"Growth and employment will only resume if we pursue a consistent and broad-based approach, combining a smart fiscal consolidation preserving investment in future growth, sound macroeconomic policies and an active employment strategy," the EU leaders stated.
The 2012 figure for economic growth lies at just 0.5% for the Eurozone countries, which generates 16% of global economic output. This compares with growth of 1.5% in 2011 and 1.9% in 2010, according to Reuters. These are not encouraging growth rates and the International Monetary Fund claims that another recession for 2012 is likely.
To avert the economic crisis, EU leaders have announced plans to tackle the high youth unemployment rates by offering school leavers “high-quality” education, apprenticeships, or traineeships that will make them more employable in the future. While the official statement kept quiet on how exactly this can be achieved, it is likely that individual countries will create national plans that will then be monitored and funded by the EU.
Youth unemployment is particularly high in Spain where almost 50% are out of work, something which is closely followed by Greece’s 35% unemployment figure amongst young people.
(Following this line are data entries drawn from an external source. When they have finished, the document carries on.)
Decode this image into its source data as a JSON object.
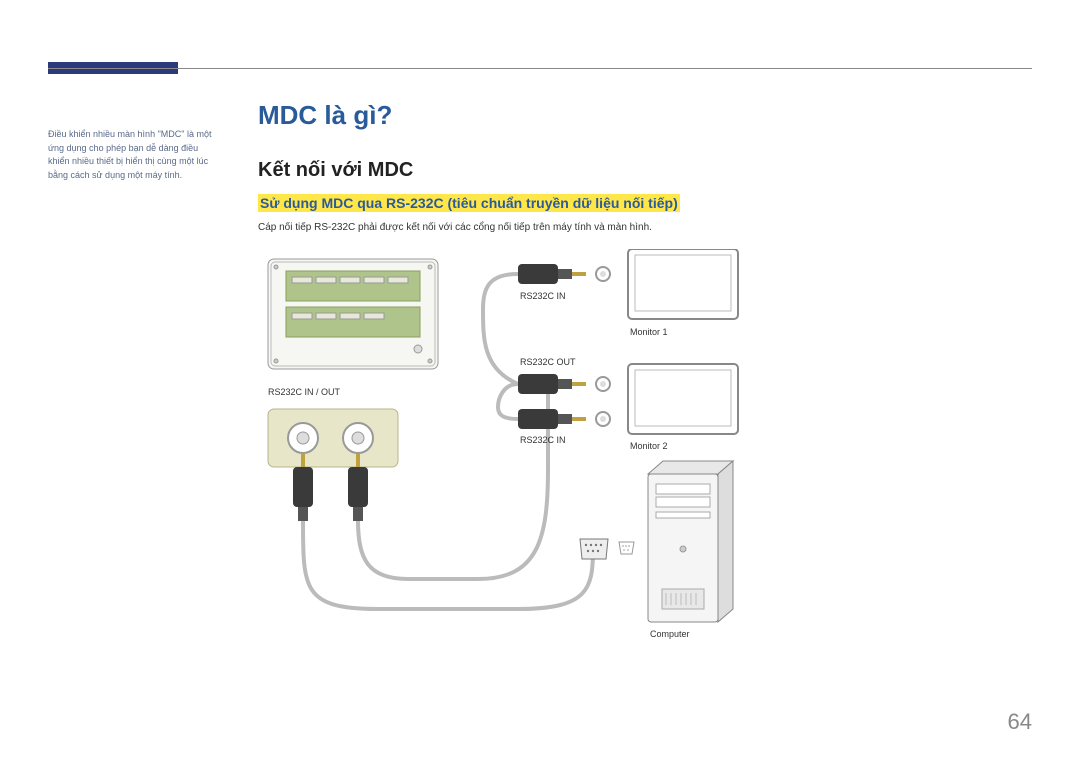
{
  "sidebar_note": "Điều khiển nhiều màn hình \"MDC\" là một ứng dụng cho phép bạn dễ dàng điều khiển nhiều thiết bị hiển thị cùng một lúc bằng cách sử dụng một máy tính.",
  "title": "MDC là gì?",
  "subtitle": "Kết nối với MDC",
  "sub_sub": "Sử dụng MDC qua RS-232C (tiêu chuẩn truyền dữ liệu nối tiếp)",
  "body": "Cáp nối tiếp RS-232C phải được kết nối với các cổng nối tiếp trên máy tính và màn hình.",
  "labels": {
    "port_pair": "RS232C IN / OUT",
    "in1": "RS232C IN",
    "out": "RS232C OUT",
    "in2": "RS232C IN",
    "mon1": "Monitor 1",
    "mon2": "Monitor 2",
    "computer": "Computer"
  },
  "page": "64"
}
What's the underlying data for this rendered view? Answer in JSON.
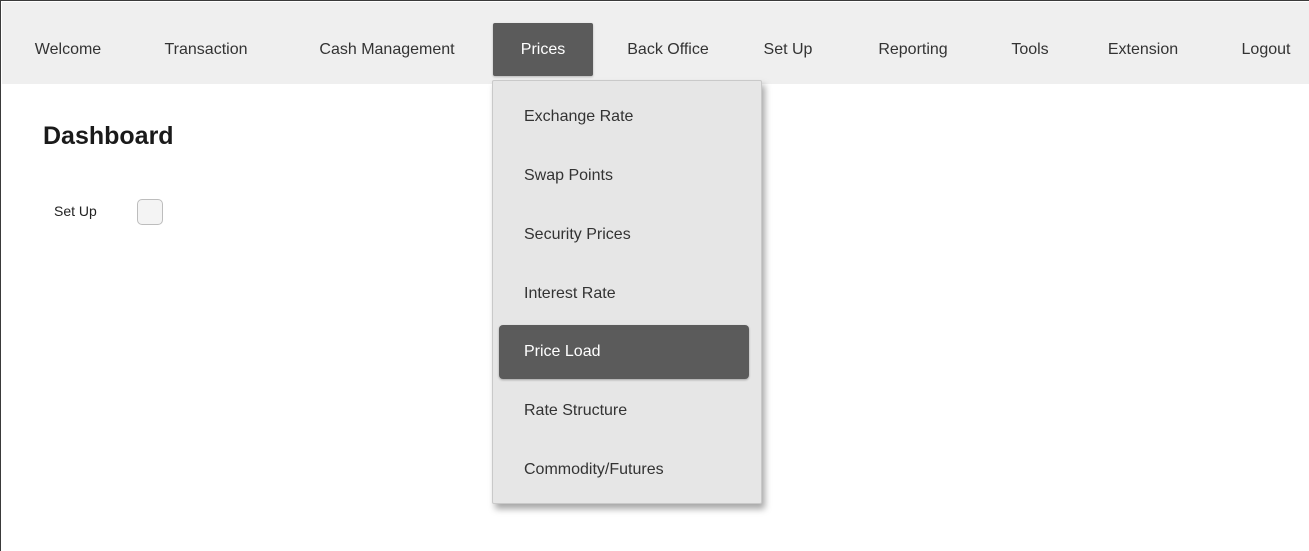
{
  "nav": {
    "items": [
      {
        "label": "Welcome"
      },
      {
        "label": "Transaction"
      },
      {
        "label": "Cash Management"
      },
      {
        "label": "Prices"
      },
      {
        "label": "Back Office"
      },
      {
        "label": "Set Up"
      },
      {
        "label": "Reporting"
      },
      {
        "label": "Tools"
      },
      {
        "label": "Extension"
      },
      {
        "label": "Logout"
      }
    ],
    "active": "Prices"
  },
  "dashboard": {
    "title": "Dashboard",
    "setup_label": "Set Up",
    "setup_checked": false
  },
  "prices_menu": {
    "items": [
      {
        "label": "Exchange Rate"
      },
      {
        "label": "Swap Points"
      },
      {
        "label": "Security Prices"
      },
      {
        "label": "Interest Rate"
      },
      {
        "label": "Price Load"
      },
      {
        "label": "Rate Structure"
      },
      {
        "label": "Commodity/Futures"
      }
    ],
    "highlighted": "Price Load"
  },
  "colors": {
    "navbar_bg": "#efefef",
    "active_bg": "#5b5b5b",
    "dropdown_bg": "#e6e6e6",
    "text": "#333333"
  }
}
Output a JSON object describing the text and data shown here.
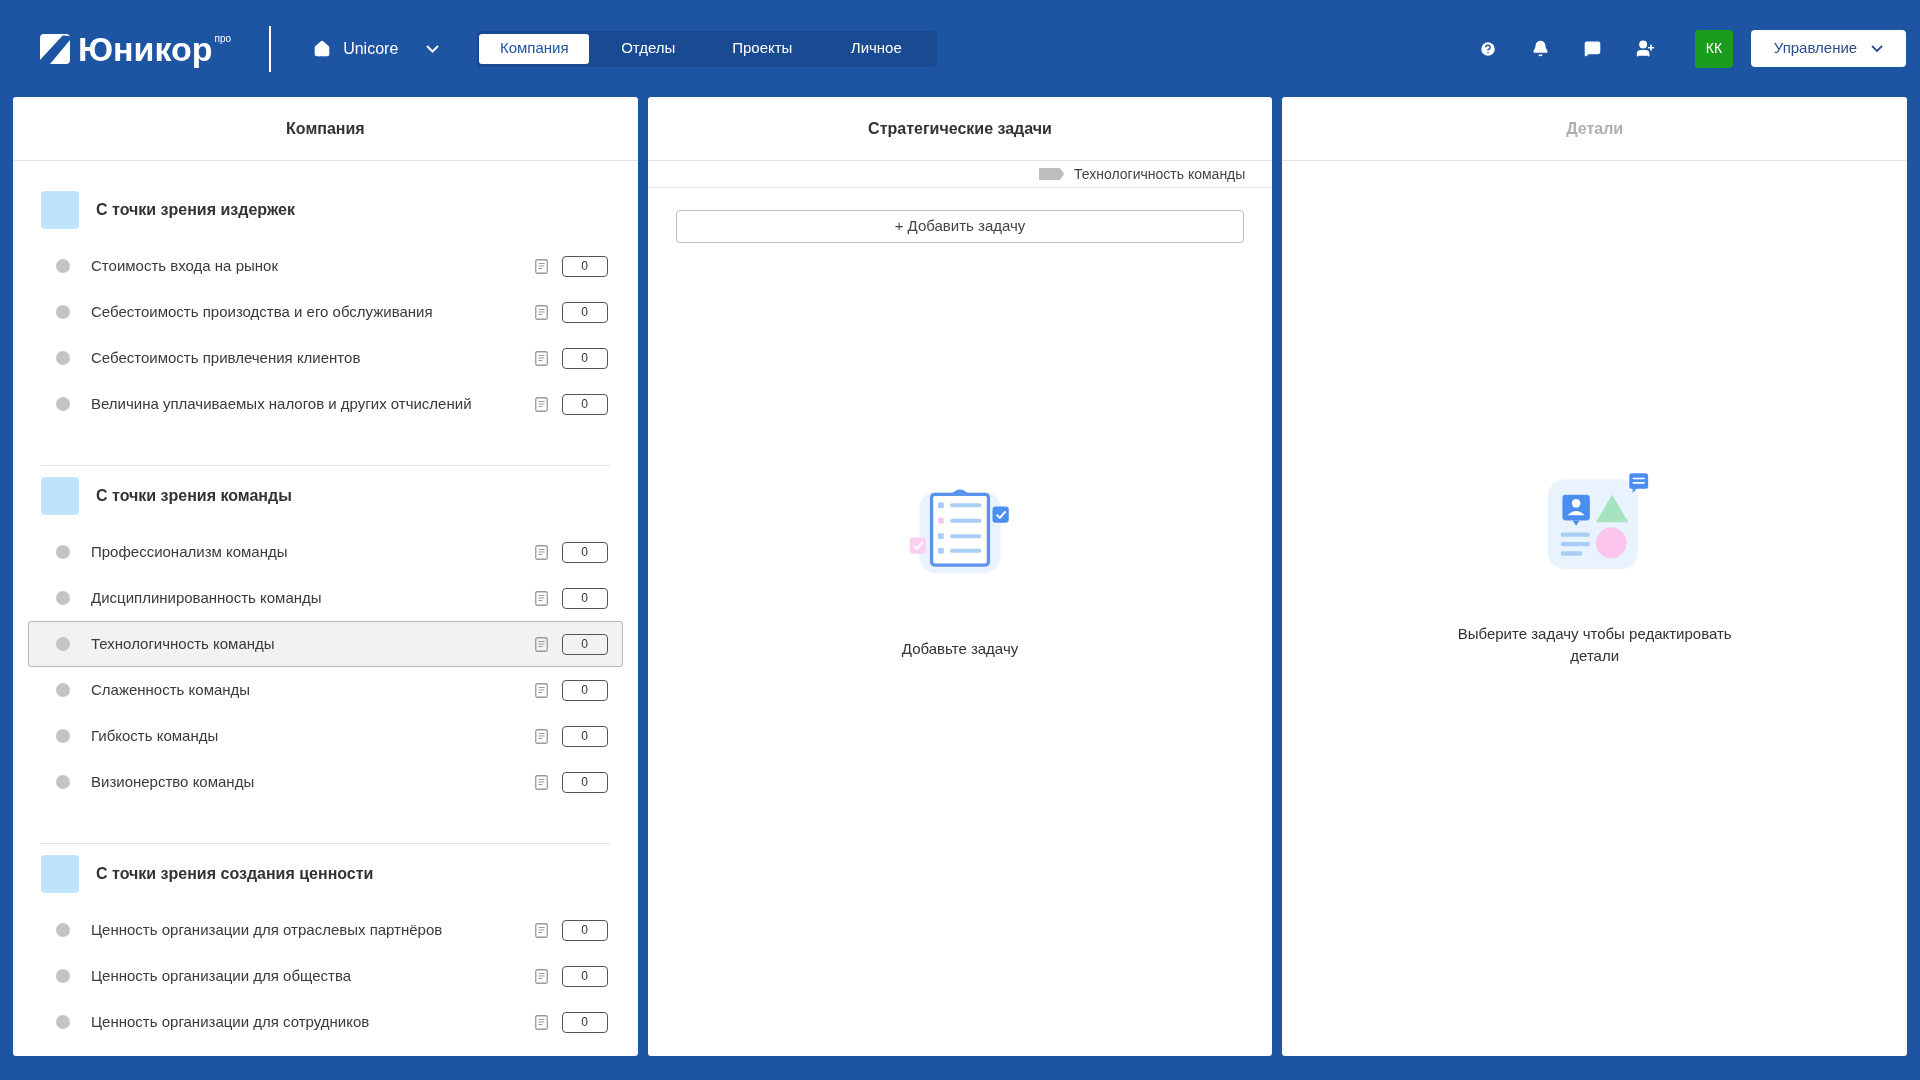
{
  "header": {
    "logo": {
      "name": "Юникор",
      "badge": "про"
    },
    "workspace": "Unicore",
    "tabs": [
      {
        "label": "Компания",
        "selected": true
      },
      {
        "label": "Отделы",
        "selected": false
      },
      {
        "label": "Проекты",
        "selected": false
      },
      {
        "label": "Личное",
        "selected": false
      }
    ],
    "avatar": "КК",
    "menu_button": "Управление"
  },
  "company_panel": {
    "title": "Компания",
    "groups": [
      {
        "title": "С точки зрения издержек",
        "items": [
          {
            "label": "Стоимость входа на рынок",
            "count": "0",
            "selected": false
          },
          {
            "label": "Себестоимость произодства и его обслуживания",
            "count": "0",
            "selected": false
          },
          {
            "label": "Себестоимость привлечения клиентов",
            "count": "0",
            "selected": false
          },
          {
            "label": "Величина уплачиваемых налогов и других отчислений",
            "count": "0",
            "selected": false
          }
        ]
      },
      {
        "title": "С точки зрения команды",
        "items": [
          {
            "label": "Профессионализм команды",
            "count": "0",
            "selected": false
          },
          {
            "label": "Дисциплинированность команды",
            "count": "0",
            "selected": false
          },
          {
            "label": "Технологичность команды",
            "count": "0",
            "selected": true
          },
          {
            "label": "Слаженность команды",
            "count": "0",
            "selected": false
          },
          {
            "label": "Гибкость команды",
            "count": "0",
            "selected": false
          },
          {
            "label": "Визионерство команды",
            "count": "0",
            "selected": false
          }
        ]
      },
      {
        "title": "С точки зрения создания ценности",
        "items": [
          {
            "label": "Ценность организации для отраслевых партнёров",
            "count": "0",
            "selected": false
          },
          {
            "label": "Ценность организации для общества",
            "count": "0",
            "selected": false
          },
          {
            "label": "Ценность организации для сотрудников",
            "count": "0",
            "selected": false
          }
        ]
      }
    ]
  },
  "tasks_panel": {
    "title": "Стратегические задачи",
    "filter_tag": "Технологичность команды",
    "add_button": "+ Добавить задачу",
    "empty_text": "Добавьте задачу"
  },
  "details_panel": {
    "title": "Детали",
    "empty_text": "Выберите задачу чтобы редактировать детали"
  }
}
Only Germany can boast a relatively low youth unemployment rate with 8%.
The EU will also refocus its attention on small and medium-sized companies to create more jobs and boost the economy as these firms generate almost 60% of the EU's gross domestic product.
The French President Nicolas Sarkozy recently announced his plans to implement new labour reforms in France that will similarly create more jobs and aid the rather inactive economy.